(Your instructions)
Keep only those lines of the records that include the string "Volume".

(Dataset records)
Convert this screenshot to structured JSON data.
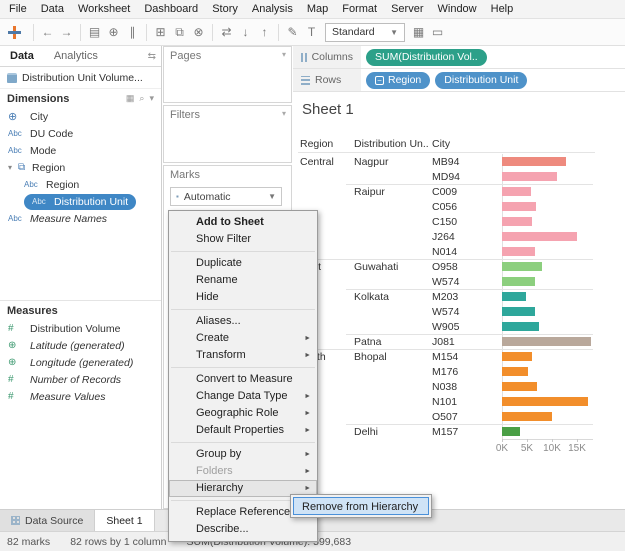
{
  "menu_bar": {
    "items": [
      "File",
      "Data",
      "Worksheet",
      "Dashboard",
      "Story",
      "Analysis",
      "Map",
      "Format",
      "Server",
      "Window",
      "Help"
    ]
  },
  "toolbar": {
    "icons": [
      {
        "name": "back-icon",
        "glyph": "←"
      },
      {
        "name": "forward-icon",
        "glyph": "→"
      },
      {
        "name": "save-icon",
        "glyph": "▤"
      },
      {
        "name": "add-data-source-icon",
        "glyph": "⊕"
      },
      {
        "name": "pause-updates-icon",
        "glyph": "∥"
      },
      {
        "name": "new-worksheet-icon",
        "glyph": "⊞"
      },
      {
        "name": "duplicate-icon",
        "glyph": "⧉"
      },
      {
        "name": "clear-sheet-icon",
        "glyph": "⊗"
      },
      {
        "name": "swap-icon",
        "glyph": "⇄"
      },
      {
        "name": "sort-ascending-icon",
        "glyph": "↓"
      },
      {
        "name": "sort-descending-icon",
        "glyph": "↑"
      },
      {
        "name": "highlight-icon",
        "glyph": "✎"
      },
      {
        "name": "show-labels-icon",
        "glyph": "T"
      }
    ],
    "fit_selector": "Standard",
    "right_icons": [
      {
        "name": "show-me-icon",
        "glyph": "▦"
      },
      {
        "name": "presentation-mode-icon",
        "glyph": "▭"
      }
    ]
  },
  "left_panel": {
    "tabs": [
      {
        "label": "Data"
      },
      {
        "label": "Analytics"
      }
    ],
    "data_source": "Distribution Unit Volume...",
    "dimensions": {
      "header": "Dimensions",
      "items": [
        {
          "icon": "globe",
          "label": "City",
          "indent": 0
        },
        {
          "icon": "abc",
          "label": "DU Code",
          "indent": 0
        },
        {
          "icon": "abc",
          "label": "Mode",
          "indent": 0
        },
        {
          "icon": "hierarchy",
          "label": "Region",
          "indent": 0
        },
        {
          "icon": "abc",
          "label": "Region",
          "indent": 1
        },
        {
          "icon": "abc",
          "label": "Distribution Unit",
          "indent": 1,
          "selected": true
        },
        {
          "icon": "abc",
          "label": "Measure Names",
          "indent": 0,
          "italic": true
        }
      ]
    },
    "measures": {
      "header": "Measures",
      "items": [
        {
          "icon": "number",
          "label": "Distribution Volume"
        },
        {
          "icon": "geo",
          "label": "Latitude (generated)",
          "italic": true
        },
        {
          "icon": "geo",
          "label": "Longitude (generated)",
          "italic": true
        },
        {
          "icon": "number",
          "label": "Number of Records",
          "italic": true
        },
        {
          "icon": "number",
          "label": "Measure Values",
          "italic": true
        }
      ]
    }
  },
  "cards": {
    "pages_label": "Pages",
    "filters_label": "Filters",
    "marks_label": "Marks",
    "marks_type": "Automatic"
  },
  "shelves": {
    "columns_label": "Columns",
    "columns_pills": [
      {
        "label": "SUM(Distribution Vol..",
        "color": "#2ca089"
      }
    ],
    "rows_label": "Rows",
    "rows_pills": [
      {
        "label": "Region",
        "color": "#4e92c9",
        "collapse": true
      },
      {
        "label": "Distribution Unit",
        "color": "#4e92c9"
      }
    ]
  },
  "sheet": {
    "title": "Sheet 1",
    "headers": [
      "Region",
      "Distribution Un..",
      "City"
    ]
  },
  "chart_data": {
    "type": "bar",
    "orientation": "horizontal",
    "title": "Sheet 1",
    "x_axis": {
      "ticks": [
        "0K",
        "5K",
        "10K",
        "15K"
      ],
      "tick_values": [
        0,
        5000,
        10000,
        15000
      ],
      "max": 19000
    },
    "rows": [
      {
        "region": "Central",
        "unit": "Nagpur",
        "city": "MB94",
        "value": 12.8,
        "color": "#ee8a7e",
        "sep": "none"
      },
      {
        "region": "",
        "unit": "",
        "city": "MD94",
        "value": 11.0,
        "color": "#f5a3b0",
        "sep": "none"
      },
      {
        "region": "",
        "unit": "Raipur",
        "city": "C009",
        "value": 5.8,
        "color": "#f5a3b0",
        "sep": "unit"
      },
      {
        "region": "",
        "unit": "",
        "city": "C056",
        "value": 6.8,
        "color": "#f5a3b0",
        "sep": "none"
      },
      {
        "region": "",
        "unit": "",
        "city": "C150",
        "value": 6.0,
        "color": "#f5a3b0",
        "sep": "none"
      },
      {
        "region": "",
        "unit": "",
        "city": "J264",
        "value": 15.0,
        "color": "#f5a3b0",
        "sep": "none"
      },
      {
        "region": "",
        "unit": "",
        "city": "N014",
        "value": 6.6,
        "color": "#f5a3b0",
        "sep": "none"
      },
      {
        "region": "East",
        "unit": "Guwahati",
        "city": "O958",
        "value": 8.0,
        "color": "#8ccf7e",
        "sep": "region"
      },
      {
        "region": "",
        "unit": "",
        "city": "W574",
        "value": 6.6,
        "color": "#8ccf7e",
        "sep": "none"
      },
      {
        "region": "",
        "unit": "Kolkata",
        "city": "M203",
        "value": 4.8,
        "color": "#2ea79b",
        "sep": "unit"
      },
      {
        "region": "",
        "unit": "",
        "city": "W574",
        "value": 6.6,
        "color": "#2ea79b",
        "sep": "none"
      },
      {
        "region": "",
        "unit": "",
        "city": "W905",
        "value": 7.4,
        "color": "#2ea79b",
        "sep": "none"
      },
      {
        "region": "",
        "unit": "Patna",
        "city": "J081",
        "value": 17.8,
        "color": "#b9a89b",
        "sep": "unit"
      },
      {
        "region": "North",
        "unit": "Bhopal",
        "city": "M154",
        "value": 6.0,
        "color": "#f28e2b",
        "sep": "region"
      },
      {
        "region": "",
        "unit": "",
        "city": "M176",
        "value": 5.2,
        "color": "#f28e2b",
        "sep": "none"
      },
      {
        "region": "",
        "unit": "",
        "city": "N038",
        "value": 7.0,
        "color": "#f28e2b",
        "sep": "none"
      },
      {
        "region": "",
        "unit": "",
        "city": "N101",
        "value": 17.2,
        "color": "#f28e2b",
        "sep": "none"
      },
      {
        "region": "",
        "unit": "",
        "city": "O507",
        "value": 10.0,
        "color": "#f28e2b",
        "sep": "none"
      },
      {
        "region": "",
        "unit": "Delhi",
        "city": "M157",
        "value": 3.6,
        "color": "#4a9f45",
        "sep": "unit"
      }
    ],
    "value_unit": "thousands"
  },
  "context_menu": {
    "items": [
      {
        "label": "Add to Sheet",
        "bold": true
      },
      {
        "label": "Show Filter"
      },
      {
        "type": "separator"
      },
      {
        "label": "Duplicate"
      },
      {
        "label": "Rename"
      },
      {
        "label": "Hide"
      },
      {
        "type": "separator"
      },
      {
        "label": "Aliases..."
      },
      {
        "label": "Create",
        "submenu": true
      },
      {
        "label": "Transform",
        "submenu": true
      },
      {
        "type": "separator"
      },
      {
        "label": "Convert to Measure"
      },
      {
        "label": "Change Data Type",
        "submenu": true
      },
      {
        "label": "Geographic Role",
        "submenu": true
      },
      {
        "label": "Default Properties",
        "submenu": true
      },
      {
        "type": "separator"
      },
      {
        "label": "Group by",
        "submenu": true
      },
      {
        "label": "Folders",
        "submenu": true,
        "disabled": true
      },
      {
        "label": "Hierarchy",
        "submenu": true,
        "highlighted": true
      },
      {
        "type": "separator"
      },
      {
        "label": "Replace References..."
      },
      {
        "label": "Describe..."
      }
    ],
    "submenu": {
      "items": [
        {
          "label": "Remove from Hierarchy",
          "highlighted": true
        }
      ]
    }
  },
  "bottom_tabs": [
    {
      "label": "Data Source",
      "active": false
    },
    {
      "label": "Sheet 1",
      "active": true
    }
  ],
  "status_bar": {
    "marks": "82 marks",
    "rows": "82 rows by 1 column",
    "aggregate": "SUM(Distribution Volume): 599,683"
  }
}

(Result)
    "data_source": "Distribution Unit Volume...",
          "label": "Distribution Volume"
    "aggregate": "SUM(Distribution Volume): 599,683"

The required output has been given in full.